George Stephanopoulos makes the case why he should be fired from his ABC News job

George Stephanopoulos got aggressive yesterday in challenging author Peter Schweizer on his book Clinton Cash.  But in relying on the principal talking point proffered by the Clinton campaign, he indicted himself on charges of bias.  Ramesh Ponnuru and Scott Johnson both picked up on the irony.  From the ABC News transcript:

STEPHANOPOULOS: As you know, the Democrats have said this is -- this is an indication of your partisan interest. They say...

SCHWEIZER: Well...

STEPHANOPOULOS: -- you used to work for President -- President Bush as a speechwriter. You're funded by the Koch brothers.

How do you respond to that?

SCHWEIZER: Well, George, what did I do when this book was completed?

I went to the investigative unit at "The New York Times," the investigative unit here at ABC. I went to the investigative unit at "The Washington Post." And I shared with them my findings, OK. These are not cupcakes. These are serious researchers and investigators.

And they are confirming what I've reported. So people can look at the facts and...

STEPHANOPOULOS: They haven't come -- they haven't confirmed any evidence of any crime.

SCHWEIZER: Well, but -- but it's not up to an author to prove crime. I mean do you think that when people first started looking at Governor McConnell or they started looking at Menendez, that they immediately had evidence?

You need subpoena power. You need access to records and information. You need access to e-mails.

There's all sorts of things that you can do. You can't leave it up to an author to say that an author has to prove a criminal case.

If working for President Bush as a speechwriter is enough to disqualify an author as a source of valid information, then George Stephanopoulos has no business working as a conveyer of political news. He was far, far more involved in the Bill Clinton presidential campaigns and presidency than Schweizer was with Bush. And he failed to mention his own involvement with the Clintons when critiquing Schweizer.

The video embedded below can be skipped to 6:15 to see when Stephanopoulos asks his self-incriminating question.  But the entire interview is worth watching, if only to see how convincingly Schweizer responds to a hostile interrogator:

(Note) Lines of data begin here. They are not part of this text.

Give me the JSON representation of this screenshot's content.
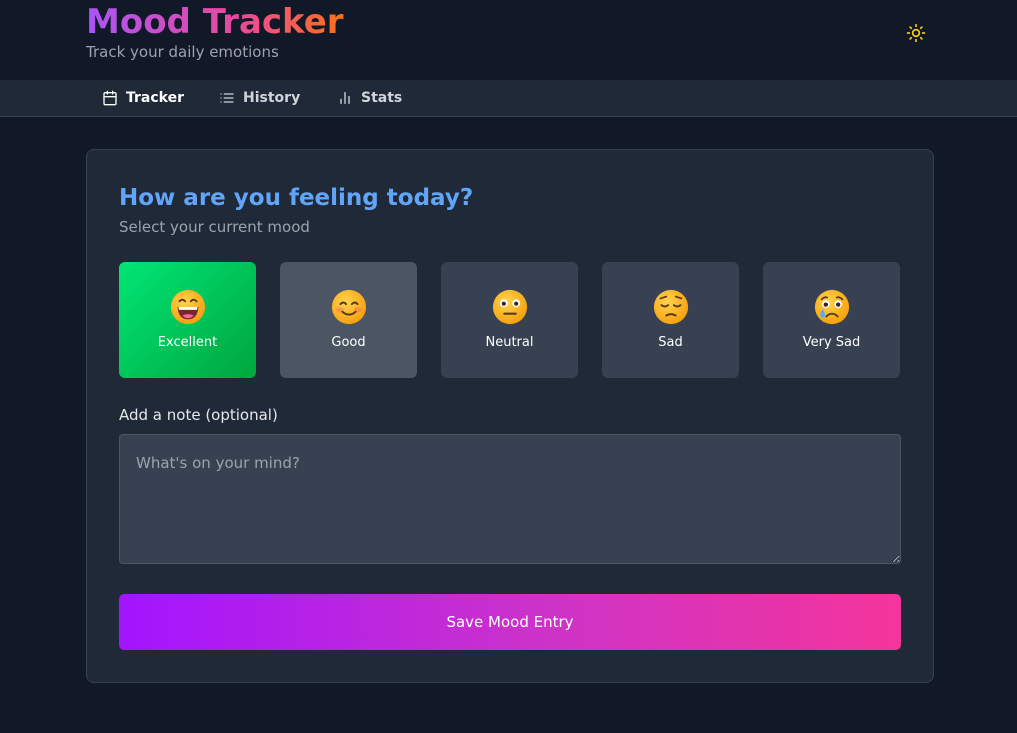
{
  "app": {
    "title": "Mood Tracker",
    "subtitle": "Track your daily emotions",
    "theme_toggle_icon": "sun-icon"
  },
  "nav": {
    "tabs": [
      {
        "label": "Tracker",
        "icon": "calendar-icon",
        "active": true
      },
      {
        "label": "History",
        "icon": "list-icon",
        "active": false
      },
      {
        "label": "Stats",
        "icon": "bar-chart-icon",
        "active": false
      }
    ]
  },
  "tracker": {
    "title": "How are you feeling today?",
    "subtitle": "Select your current mood",
    "moods": [
      {
        "label": "Excellent",
        "emoji": "grinning-face-icon",
        "selected": true
      },
      {
        "label": "Good",
        "emoji": "smiling-face-icon",
        "selected": false
      },
      {
        "label": "Neutral",
        "emoji": "neutral-face-icon",
        "selected": false
      },
      {
        "label": "Sad",
        "emoji": "pensive-face-icon",
        "selected": false
      },
      {
        "label": "Very Sad",
        "emoji": "crying-face-icon",
        "selected": false
      }
    ],
    "note_label": "Add a note (optional)",
    "note_placeholder": "What's on your mind?",
    "note_value": "",
    "save_label": "Save Mood Entry"
  },
  "colors": {
    "background": "#111827",
    "surface": "#1f2937",
    "accent_blue": "#60a5fa",
    "selected_green": "#00c853",
    "gradient_start": "#a314ff",
    "gradient_end": "#f4359b"
  }
}
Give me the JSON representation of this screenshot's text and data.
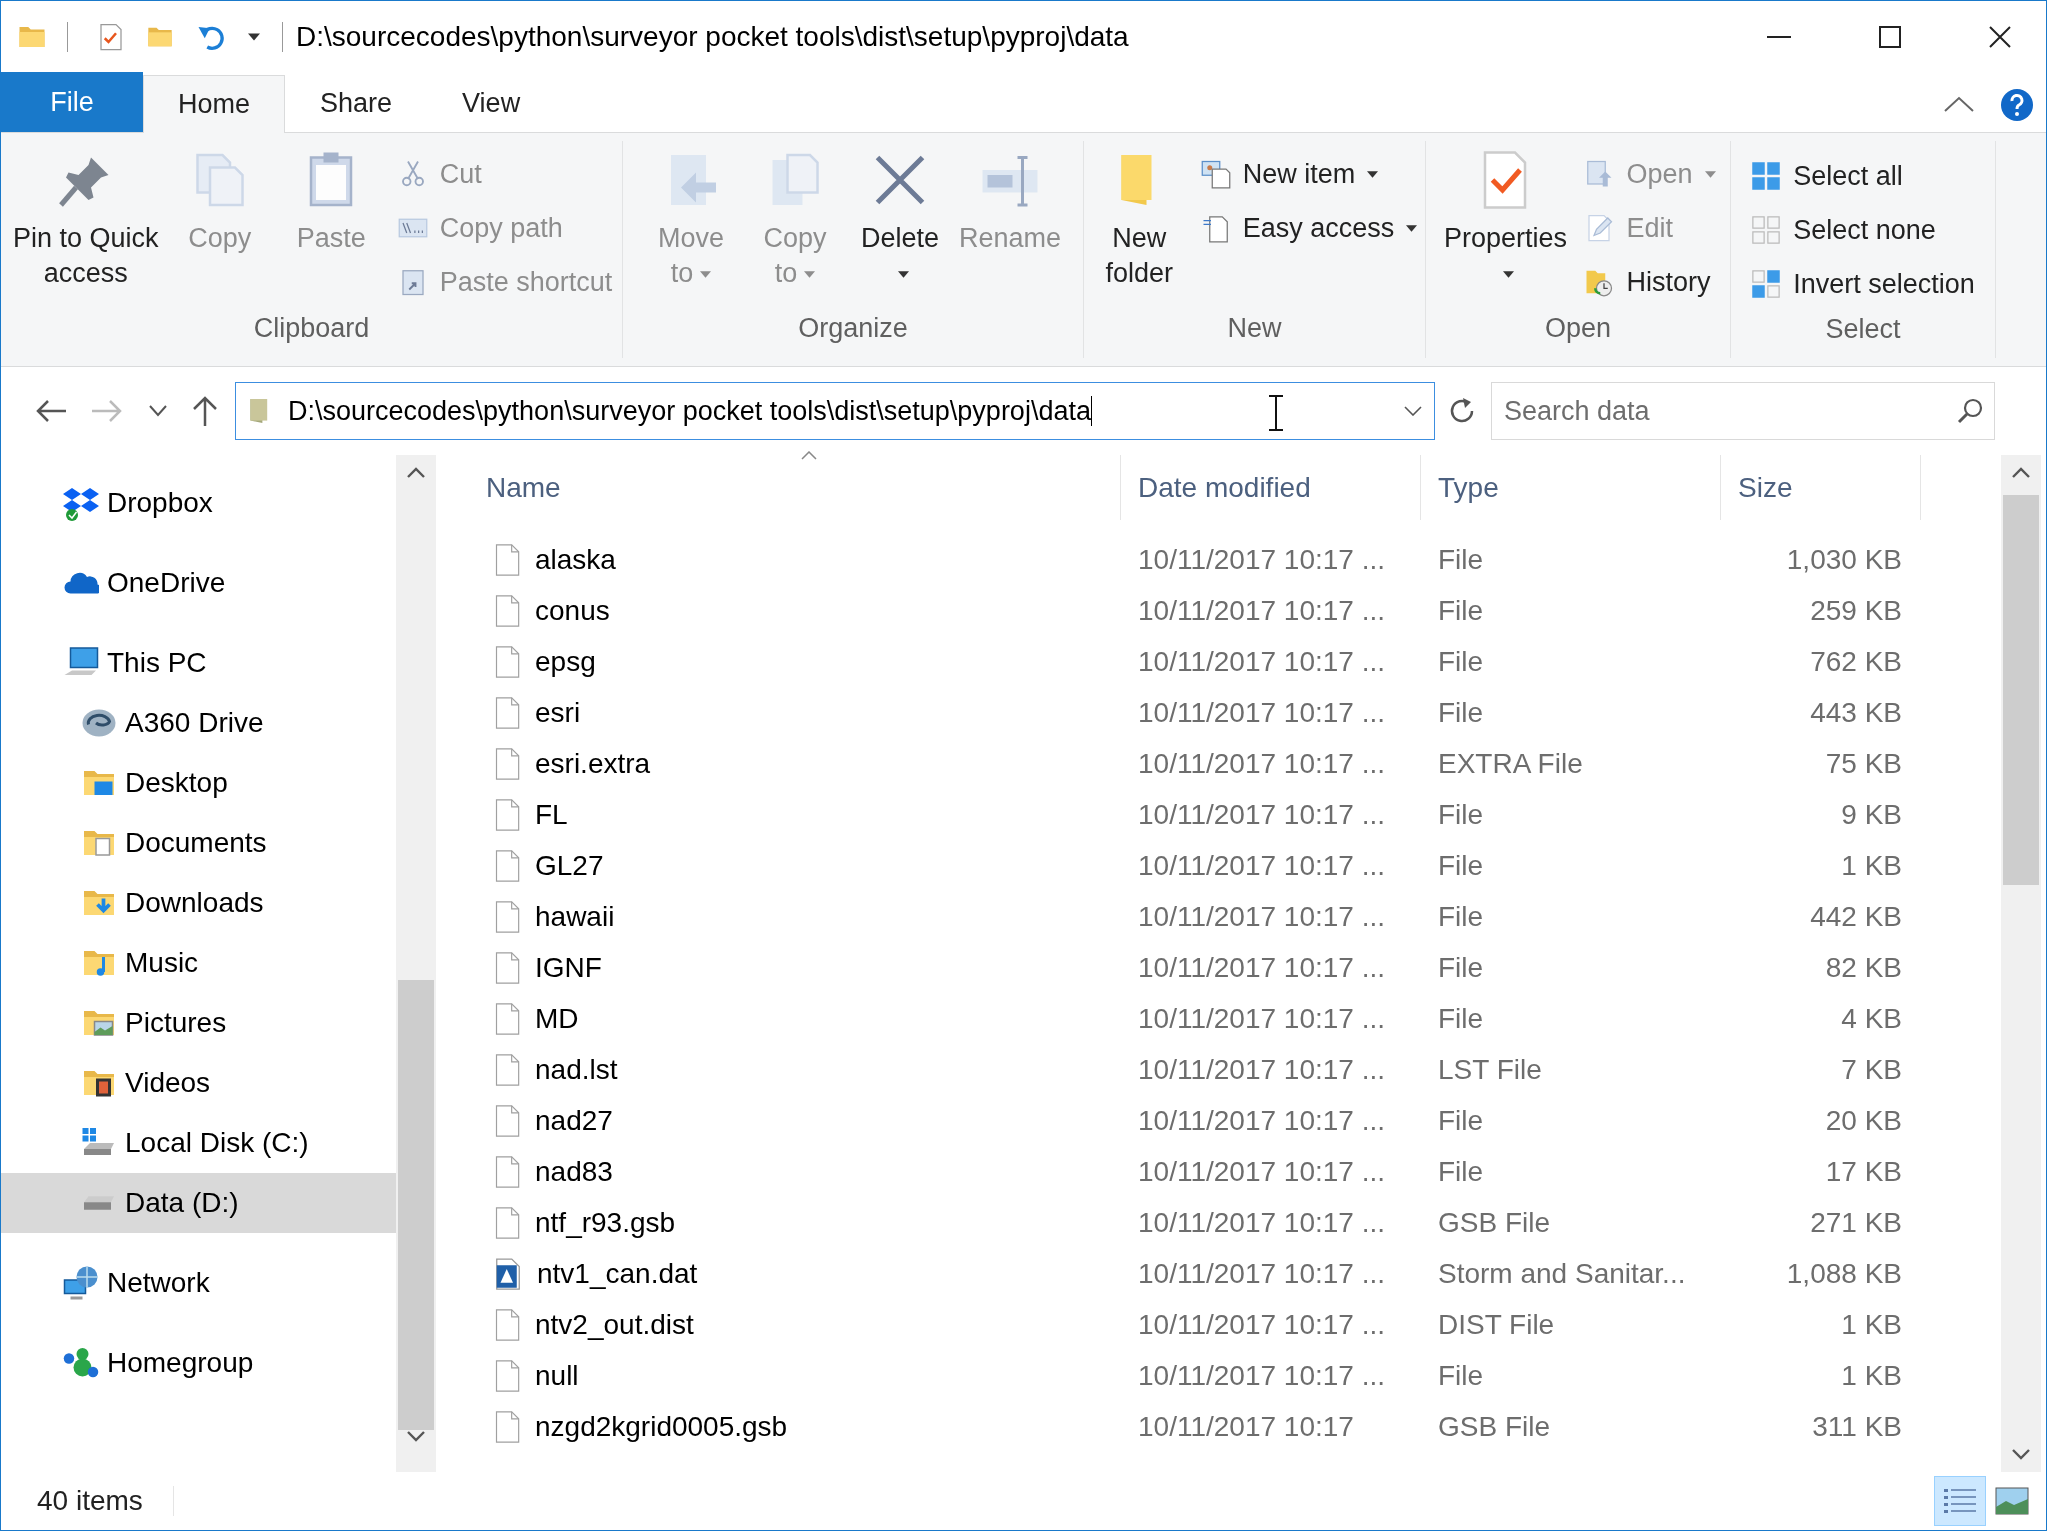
{
  "window": {
    "title": "D:\\sourcecodes\\python\\surveyor pocket tools\\dist\\setup\\pyproj\\data"
  },
  "ribbon_tabs": [
    {
      "label": "File",
      "kind": "file",
      "selected": false
    },
    {
      "label": "Home",
      "kind": "tab",
      "selected": true
    },
    {
      "label": "Share",
      "kind": "tab",
      "selected": false
    },
    {
      "label": "View",
      "kind": "tab",
      "selected": false
    }
  ],
  "ribbon_groups": [
    {
      "label": "Clipboard",
      "items": [
        {
          "label": "Pin to Quick access",
          "kind": "large",
          "disabled": false
        },
        {
          "label": "Copy",
          "kind": "large",
          "disabled": true
        },
        {
          "label": "Paste",
          "kind": "large",
          "disabled": true
        },
        {
          "label": "Cut",
          "kind": "small",
          "disabled": true
        },
        {
          "label": "Copy path",
          "kind": "small",
          "disabled": true
        },
        {
          "label": "Paste shortcut",
          "kind": "small",
          "disabled": true
        }
      ]
    },
    {
      "label": "Organize",
      "items": [
        {
          "label": "Move to",
          "kind": "large",
          "disabled": true,
          "dropdown": true
        },
        {
          "label": "Copy to",
          "kind": "large",
          "disabled": true,
          "dropdown": true
        },
        {
          "label": "Delete",
          "kind": "large",
          "disabled": false,
          "dropdown": true
        },
        {
          "label": "Rename",
          "kind": "large",
          "disabled": true
        }
      ]
    },
    {
      "label": "New",
      "items": [
        {
          "label": "New folder",
          "kind": "large",
          "disabled": false
        },
        {
          "label": "New item",
          "kind": "small",
          "disabled": false,
          "dropdown": true
        },
        {
          "label": "Easy access",
          "kind": "small",
          "disabled": false,
          "dropdown": true
        }
      ]
    },
    {
      "label": "Open",
      "items": [
        {
          "label": "Properties",
          "kind": "large",
          "disabled": false,
          "dropdown": true
        },
        {
          "label": "Open",
          "kind": "small",
          "disabled": true,
          "dropdown": true
        },
        {
          "label": "Edit",
          "kind": "small",
          "disabled": true
        },
        {
          "label": "History",
          "kind": "small",
          "disabled": false
        }
      ]
    },
    {
      "label": "Select",
      "items": [
        {
          "label": "Select all",
          "kind": "small",
          "disabled": false
        },
        {
          "label": "Select none",
          "kind": "small",
          "disabled": false
        },
        {
          "label": "Invert selection",
          "kind": "small",
          "disabled": false
        }
      ]
    }
  ],
  "address": {
    "value": "D:\\sourcecodes\\python\\surveyor pocket tools\\dist\\setup\\pyproj\\data"
  },
  "search": {
    "placeholder": "Search data"
  },
  "nav": [
    {
      "label": "Dropbox",
      "selected": false
    },
    {
      "label": "OneDrive",
      "selected": false
    },
    {
      "label": "This PC",
      "selected": false,
      "children": [
        {
          "label": "A360 Drive",
          "selected": false
        },
        {
          "label": "Desktop",
          "selected": false
        },
        {
          "label": "Documents",
          "selected": false
        },
        {
          "label": "Downloads",
          "selected": false
        },
        {
          "label": "Music",
          "selected": false
        },
        {
          "label": "Pictures",
          "selected": false
        },
        {
          "label": "Videos",
          "selected": false
        },
        {
          "label": "Local Disk (C:)",
          "selected": false
        },
        {
          "label": "Data (D:)",
          "selected": true
        }
      ]
    },
    {
      "label": "Network",
      "selected": false
    },
    {
      "label": "Homegroup",
      "selected": false
    }
  ],
  "table": {
    "columns": [
      "Name",
      "Date modified",
      "Type",
      "Size"
    ],
    "rows": [
      {
        "name": "alaska",
        "date": "10/11/2017 10:17 ...",
        "type": "File",
        "size": "1,030 KB",
        "kind": "file"
      },
      {
        "name": "conus",
        "date": "10/11/2017 10:17 ...",
        "type": "File",
        "size": "259 KB",
        "kind": "file"
      },
      {
        "name": "epsg",
        "date": "10/11/2017 10:17 ...",
        "type": "File",
        "size": "762 KB",
        "kind": "file"
      },
      {
        "name": "esri",
        "date": "10/11/2017 10:17 ...",
        "type": "File",
        "size": "443 KB",
        "kind": "file"
      },
      {
        "name": "esri.extra",
        "date": "10/11/2017 10:17 ...",
        "type": "EXTRA File",
        "size": "75 KB",
        "kind": "file"
      },
      {
        "name": "FL",
        "date": "10/11/2017 10:17 ...",
        "type": "File",
        "size": "9 KB",
        "kind": "file"
      },
      {
        "name": "GL27",
        "date": "10/11/2017 10:17 ...",
        "type": "File",
        "size": "1 KB",
        "kind": "file"
      },
      {
        "name": "hawaii",
        "date": "10/11/2017 10:17 ...",
        "type": "File",
        "size": "442 KB",
        "kind": "file"
      },
      {
        "name": "IGNF",
        "date": "10/11/2017 10:17 ...",
        "type": "File",
        "size": "82 KB",
        "kind": "file"
      },
      {
        "name": "MD",
        "date": "10/11/2017 10:17 ...",
        "type": "File",
        "size": "4 KB",
        "kind": "file"
      },
      {
        "name": "nad.lst",
        "date": "10/11/2017 10:17 ...",
        "type": "LST File",
        "size": "7 KB",
        "kind": "file"
      },
      {
        "name": "nad27",
        "date": "10/11/2017 10:17 ...",
        "type": "File",
        "size": "20 KB",
        "kind": "file"
      },
      {
        "name": "nad83",
        "date": "10/11/2017 10:17 ...",
        "type": "File",
        "size": "17 KB",
        "kind": "file"
      },
      {
        "name": "ntf_r93.gsb",
        "date": "10/11/2017 10:17 ...",
        "type": "GSB File",
        "size": "271 KB",
        "kind": "file"
      },
      {
        "name": "ntv1_can.dat",
        "date": "10/11/2017 10:17 ...",
        "type": "Storm and Sanitar...",
        "size": "1,088 KB",
        "kind": "dat"
      },
      {
        "name": "ntv2_out.dist",
        "date": "10/11/2017 10:17 ...",
        "type": "DIST File",
        "size": "1 KB",
        "kind": "file"
      },
      {
        "name": "null",
        "date": "10/11/2017 10:17 ...",
        "type": "File",
        "size": "1 KB",
        "kind": "file"
      },
      {
        "name": "nzgd2kgrid0005.gsb",
        "date": "10/11/2017 10:17",
        "type": "GSB File",
        "size": "311 KB",
        "kind": "file"
      }
    ]
  },
  "status_bar": {
    "text": "40 items",
    "views": [
      {
        "kind": "details",
        "selected": true
      },
      {
        "kind": "large-icons",
        "selected": false
      }
    ]
  }
}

George Stephanopoulos got aggressive yesterday in challenging author Peter Schweizer on his book Clinton Cash.  But in relying on the principal talking point proffered by the Clinton campaign, he indicted himself on charges of bias.  Ramesh Ponnuru and Scott Johnson both picked up on the irony.  From the ABC News transcript:

STEPHANOPOULOS: As you know, the Democrats have said this is -- this is an indication of your partisan interest. They say...

SCHWEIZER: Well...

STEPHANOPOULOS: -- you used to work for President -- President Bush as a speechwriter. You're funded by the Koch brothers.

How do you respond to that?

SCHWEIZER: Well, George, what did I do when this book was completed?

I went to the investigative unit at "The New York Times," the investigative unit here at ABC. I went to the investigative unit at "The Washington Post." And I shared with them my findings, OK. These are not cupcakes. These are serious researchers and investigators.

And they are confirming what I've reported. So people can look at the facts and...

STEPHANOPOULOS: They haven't come -- they haven't confirmed any evidence of any crime.

SCHWEIZER: Well, but -- but it's not up to an author to prove crime. I mean do you think that when people first started looking at Governor McConnell or they started looking at Menendez, that they immediately had evidence?

You need subpoena power. You need access to records and information. You need access to e-mails.

There's all sorts of things that you can do. You can't leave it up to an author to say that an author has to prove a criminal case.

If working for President Bush as a speechwriter is enough to disqualify an author as a source of valid information, then George Stephanopoulos has no business working as a conveyer of political news. He was far, far more involved in the Bill Clinton presidential campaigns and presidency than Schweizer was with Bush. And he failed to mention his own involvement with the Clintons when critiquing Schweizer.

The video embedded below can be skipped to 6:15 to see when Stephanopoulos asks his self-incriminating question.  But the entire interview is worth watching, if only to see how convincingly Schweizer responds to a hostile interrogator: